Drugs and crime research and theory in the United States originated after President Nixon declared the first War on Drugs in 1971. This research agenda promised to reveal the scope, dynamics, and impact of the drugs–crime relationship, thus promising solutions for the country’s drug problems. The initial focus was on drug trade violence and, as a result, produced scholarship mostly on men’s involvement in drug distribution, purchasing, and related crimes. It paid little attention to women’s involvement and failed to consider how gender might shape the drugs–crime relationship. By the early 1980s, however, studies began to appear on women’s experiences and addressed the role of gender in U.S. street-based illegal markets for crack cocaine and heroin. These studies revealed women’s relative powerlessness or supporting roles to domineering males in illegal, street-based drug markets. Today, drugs of concern in the U.S. originate and are sold and purchased through both legal and illegal channels that often work in tandem. This interplay requires us to rethink the drugs–crime relationship. Our article seeks to provoke new thinking and research on how 21st-century drug trends might reshape the gendered nature of drug selling across both legal and illegal markets and the gray area in between. In specific terms, we review the nature of women’s involvement in newer drug markets and consider how their involvement differs from that of men and how theory and research might move forward in addressing these changes. Our conclusions, and those reached by others in this issue, speak to the centrality of gender scholarship in research and policy on drugs and crime currently and into the future.

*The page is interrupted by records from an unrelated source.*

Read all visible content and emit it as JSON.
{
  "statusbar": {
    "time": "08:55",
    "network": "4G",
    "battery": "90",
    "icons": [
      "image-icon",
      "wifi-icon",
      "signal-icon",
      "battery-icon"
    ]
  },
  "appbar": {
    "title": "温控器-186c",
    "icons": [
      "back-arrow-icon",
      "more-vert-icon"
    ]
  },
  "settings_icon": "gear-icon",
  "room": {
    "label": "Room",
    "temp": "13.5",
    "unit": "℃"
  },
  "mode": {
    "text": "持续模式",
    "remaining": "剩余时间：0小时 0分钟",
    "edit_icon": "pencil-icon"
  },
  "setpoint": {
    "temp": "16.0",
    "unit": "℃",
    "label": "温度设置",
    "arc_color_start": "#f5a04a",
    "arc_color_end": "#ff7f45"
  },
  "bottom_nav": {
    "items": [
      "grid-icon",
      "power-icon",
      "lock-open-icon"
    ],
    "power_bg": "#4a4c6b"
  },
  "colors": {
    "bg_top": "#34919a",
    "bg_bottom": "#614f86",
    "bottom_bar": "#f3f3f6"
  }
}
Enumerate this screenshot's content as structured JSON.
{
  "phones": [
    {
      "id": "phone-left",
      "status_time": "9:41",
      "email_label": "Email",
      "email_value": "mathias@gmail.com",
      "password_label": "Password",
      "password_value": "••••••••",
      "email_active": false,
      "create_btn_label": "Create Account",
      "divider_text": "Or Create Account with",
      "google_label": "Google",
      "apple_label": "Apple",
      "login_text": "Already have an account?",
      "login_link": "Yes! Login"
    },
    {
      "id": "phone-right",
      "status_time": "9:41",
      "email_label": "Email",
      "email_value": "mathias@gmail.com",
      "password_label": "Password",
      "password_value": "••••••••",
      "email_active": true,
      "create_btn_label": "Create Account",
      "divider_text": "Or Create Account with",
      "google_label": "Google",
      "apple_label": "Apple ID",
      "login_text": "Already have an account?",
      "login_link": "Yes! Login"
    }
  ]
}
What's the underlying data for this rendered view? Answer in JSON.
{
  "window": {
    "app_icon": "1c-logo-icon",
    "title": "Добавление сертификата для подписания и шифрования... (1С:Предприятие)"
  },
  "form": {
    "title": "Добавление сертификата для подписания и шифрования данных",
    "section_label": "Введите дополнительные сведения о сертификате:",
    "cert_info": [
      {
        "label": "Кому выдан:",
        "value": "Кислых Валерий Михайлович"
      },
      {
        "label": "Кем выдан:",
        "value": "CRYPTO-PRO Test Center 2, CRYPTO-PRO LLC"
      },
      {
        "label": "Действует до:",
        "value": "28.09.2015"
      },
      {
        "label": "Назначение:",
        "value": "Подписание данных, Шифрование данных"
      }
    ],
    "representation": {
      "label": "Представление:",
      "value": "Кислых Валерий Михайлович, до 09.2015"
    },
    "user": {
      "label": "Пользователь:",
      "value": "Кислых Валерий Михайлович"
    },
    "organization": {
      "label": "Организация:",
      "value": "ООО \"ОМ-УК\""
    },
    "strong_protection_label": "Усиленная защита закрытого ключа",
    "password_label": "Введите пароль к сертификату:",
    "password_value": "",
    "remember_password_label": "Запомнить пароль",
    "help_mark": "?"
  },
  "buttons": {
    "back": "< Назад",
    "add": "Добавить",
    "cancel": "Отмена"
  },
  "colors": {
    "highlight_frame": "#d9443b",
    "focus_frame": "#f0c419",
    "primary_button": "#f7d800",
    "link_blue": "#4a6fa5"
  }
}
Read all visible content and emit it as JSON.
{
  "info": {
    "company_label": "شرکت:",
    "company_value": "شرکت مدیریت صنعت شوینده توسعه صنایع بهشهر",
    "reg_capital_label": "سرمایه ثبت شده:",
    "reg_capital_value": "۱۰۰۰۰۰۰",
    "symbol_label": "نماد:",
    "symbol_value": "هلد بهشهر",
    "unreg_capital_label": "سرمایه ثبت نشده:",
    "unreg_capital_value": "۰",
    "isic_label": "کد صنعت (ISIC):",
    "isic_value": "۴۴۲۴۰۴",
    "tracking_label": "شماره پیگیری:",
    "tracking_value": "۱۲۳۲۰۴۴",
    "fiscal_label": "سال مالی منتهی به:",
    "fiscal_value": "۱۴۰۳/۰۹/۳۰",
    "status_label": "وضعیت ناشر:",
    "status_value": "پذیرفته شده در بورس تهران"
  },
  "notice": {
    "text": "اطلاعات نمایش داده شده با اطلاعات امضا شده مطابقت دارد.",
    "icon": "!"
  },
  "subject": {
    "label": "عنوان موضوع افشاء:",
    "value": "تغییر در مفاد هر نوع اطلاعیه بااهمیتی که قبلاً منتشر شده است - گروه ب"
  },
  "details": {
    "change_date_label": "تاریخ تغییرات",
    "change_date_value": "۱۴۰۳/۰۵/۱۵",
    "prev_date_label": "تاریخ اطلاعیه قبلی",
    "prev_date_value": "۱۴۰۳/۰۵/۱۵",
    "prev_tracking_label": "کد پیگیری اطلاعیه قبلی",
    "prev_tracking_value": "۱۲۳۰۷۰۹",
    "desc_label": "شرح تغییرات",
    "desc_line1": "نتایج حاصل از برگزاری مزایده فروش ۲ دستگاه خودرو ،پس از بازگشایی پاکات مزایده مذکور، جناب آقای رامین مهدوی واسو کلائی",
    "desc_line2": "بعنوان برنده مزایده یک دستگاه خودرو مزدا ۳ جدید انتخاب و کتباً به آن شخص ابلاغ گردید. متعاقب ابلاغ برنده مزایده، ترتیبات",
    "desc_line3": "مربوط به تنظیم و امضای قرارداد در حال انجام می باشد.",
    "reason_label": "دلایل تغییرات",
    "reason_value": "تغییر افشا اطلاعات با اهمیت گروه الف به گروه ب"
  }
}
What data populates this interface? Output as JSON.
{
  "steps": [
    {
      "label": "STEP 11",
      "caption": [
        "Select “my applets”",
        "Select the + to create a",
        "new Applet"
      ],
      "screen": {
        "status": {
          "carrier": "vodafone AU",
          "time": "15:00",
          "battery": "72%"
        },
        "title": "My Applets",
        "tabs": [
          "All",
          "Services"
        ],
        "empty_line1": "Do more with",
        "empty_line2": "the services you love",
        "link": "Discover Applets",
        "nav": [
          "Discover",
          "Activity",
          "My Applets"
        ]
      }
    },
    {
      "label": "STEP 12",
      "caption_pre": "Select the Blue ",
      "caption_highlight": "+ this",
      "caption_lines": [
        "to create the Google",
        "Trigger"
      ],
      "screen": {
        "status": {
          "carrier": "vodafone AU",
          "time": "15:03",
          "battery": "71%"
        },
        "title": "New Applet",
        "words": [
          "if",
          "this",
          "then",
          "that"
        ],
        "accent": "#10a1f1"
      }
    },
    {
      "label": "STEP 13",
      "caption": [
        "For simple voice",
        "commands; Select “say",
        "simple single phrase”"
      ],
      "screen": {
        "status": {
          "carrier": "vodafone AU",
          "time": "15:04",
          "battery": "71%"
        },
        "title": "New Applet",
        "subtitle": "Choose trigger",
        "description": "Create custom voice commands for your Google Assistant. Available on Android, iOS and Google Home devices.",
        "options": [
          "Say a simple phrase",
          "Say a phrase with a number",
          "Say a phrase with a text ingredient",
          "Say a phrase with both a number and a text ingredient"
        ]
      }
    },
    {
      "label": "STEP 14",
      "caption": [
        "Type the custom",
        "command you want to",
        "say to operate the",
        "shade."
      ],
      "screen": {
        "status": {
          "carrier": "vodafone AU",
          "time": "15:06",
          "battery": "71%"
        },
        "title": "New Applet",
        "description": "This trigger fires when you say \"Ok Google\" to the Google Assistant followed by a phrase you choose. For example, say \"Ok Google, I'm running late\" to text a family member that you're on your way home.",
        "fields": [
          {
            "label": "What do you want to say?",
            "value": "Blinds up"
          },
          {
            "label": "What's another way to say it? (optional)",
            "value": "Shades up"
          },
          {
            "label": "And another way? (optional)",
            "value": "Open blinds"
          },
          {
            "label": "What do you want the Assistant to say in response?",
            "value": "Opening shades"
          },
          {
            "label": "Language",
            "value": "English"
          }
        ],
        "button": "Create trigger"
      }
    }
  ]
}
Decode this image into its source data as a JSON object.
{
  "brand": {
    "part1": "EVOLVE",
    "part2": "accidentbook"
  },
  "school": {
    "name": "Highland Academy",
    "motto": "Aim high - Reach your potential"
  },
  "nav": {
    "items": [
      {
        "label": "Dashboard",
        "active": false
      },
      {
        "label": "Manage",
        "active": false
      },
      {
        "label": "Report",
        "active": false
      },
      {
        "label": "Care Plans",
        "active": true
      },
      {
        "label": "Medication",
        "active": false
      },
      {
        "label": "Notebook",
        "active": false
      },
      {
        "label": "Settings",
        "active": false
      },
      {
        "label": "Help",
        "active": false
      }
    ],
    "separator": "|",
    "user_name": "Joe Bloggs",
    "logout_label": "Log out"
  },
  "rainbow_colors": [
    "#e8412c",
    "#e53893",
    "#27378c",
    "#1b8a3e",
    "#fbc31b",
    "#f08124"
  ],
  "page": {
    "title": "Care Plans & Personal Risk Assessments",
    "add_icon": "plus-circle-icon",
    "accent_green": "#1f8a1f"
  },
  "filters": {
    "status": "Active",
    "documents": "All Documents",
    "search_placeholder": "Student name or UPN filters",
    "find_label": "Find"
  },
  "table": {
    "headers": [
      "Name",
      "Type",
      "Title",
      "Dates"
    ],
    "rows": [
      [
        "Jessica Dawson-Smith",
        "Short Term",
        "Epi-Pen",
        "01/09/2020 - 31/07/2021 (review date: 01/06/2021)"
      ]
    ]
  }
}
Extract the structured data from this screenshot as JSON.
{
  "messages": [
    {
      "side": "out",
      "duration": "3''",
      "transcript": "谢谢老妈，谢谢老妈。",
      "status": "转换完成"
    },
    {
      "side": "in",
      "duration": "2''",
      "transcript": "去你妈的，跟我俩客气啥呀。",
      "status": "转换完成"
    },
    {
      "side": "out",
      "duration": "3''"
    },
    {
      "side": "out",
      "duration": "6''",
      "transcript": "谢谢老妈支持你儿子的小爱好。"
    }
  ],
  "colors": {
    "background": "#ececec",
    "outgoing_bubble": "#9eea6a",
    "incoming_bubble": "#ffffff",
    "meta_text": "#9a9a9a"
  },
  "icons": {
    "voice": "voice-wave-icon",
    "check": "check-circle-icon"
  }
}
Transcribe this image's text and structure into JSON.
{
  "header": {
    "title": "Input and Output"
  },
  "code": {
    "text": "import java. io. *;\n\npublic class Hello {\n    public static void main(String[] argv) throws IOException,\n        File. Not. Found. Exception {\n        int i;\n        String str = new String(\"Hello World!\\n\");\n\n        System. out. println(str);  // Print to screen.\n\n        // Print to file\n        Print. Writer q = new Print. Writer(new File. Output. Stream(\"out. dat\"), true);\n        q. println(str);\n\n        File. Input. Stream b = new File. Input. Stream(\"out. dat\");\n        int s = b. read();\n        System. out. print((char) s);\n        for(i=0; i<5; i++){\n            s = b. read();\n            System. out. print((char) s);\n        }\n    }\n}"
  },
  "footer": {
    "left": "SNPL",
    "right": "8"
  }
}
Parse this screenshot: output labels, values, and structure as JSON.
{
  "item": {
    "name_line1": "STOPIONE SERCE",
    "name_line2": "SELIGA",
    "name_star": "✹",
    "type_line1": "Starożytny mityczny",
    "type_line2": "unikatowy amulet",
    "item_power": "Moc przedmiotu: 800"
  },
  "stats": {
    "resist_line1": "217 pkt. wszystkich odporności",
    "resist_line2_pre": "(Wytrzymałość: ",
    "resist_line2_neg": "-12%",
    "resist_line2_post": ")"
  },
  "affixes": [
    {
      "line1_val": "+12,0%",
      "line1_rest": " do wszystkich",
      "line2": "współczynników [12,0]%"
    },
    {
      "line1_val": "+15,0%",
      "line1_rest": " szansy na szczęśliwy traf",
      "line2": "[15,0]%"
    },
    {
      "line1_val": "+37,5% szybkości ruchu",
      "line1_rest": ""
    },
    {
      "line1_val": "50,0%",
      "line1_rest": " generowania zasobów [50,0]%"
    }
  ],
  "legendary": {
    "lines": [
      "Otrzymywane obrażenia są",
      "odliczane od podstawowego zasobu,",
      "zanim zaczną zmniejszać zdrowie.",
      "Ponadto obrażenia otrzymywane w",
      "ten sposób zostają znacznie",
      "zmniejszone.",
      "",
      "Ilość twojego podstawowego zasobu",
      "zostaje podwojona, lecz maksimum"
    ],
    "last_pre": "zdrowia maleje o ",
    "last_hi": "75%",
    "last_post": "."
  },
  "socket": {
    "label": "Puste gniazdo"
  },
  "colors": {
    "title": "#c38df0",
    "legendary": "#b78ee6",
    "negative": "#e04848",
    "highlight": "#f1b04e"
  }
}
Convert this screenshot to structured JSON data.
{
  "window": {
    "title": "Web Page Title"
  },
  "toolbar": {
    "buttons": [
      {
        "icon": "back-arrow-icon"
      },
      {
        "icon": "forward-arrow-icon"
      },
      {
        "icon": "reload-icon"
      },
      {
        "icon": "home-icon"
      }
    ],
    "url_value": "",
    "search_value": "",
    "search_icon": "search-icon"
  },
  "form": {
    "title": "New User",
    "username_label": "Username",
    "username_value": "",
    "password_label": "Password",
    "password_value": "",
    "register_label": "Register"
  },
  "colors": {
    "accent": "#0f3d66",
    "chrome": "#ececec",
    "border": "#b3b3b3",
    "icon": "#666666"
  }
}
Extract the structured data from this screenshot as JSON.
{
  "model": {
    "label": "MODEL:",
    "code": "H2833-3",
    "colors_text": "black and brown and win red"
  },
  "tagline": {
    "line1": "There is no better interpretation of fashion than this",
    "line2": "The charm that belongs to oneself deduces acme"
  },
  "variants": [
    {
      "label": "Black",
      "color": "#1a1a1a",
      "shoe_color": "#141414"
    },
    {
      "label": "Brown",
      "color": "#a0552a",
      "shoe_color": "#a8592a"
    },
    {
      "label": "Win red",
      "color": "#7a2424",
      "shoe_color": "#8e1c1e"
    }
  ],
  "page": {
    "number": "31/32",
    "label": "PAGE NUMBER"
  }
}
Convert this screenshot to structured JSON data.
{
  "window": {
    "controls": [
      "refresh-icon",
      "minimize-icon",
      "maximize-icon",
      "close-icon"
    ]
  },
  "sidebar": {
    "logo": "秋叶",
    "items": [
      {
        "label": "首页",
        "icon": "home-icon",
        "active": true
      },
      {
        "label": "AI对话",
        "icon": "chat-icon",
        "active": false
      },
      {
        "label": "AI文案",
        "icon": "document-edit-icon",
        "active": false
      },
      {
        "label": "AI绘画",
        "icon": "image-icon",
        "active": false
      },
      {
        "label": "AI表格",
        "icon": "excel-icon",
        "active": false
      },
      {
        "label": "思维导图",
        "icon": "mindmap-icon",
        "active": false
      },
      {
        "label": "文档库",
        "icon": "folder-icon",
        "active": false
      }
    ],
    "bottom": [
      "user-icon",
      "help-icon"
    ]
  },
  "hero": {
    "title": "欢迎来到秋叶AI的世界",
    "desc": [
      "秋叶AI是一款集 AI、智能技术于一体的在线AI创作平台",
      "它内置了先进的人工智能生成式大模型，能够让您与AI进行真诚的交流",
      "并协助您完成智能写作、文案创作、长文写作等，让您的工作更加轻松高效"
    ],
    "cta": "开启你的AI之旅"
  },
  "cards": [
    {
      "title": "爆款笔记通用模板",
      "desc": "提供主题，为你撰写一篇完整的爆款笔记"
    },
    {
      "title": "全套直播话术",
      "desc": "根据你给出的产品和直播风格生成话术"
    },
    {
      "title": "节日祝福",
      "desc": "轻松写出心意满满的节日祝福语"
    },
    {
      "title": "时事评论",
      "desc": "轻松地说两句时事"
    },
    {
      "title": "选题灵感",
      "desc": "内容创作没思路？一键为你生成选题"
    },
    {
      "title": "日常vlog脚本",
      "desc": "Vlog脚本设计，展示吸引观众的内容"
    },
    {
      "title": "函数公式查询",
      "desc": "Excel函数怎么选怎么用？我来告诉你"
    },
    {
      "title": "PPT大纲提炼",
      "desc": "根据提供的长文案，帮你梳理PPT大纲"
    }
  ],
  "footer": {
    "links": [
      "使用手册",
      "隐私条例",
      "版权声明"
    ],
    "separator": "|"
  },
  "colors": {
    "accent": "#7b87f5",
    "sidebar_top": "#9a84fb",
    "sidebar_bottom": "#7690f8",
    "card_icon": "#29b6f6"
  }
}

Over the course of the last two decades, drug treatment programming has become increasingly privatized in the U.S. correctional system. Drug treatment and related rehabilitative and reentry services are a multibillion dollar (USD) a year industry. In this article, I trace the origin of this transformation to an unlikely source: women’s prisons during the War on Drugs. Correctional facilities for women provided a useful testing ground for new models of carceral drug treatment at a time when rehabilitation was otherwise rejected by policy makers as too “soft” a response to crime and drug use. Gendered assumptions about punishment, rehabilitation, and addiction coupled with racial hierarchies governing punishment policies paved the way for private vendors to develop, market, and ultimately expand carceral drug treatment to a broad array of correctional venues and populations. To make this case, I analyze ethnographic data collected from one such private vendor and demonstrate how they utilized assumptions about gender and race to upend more traditional models of prison profiteering and pioneered the means through which rehabilitation could operate in service of profit.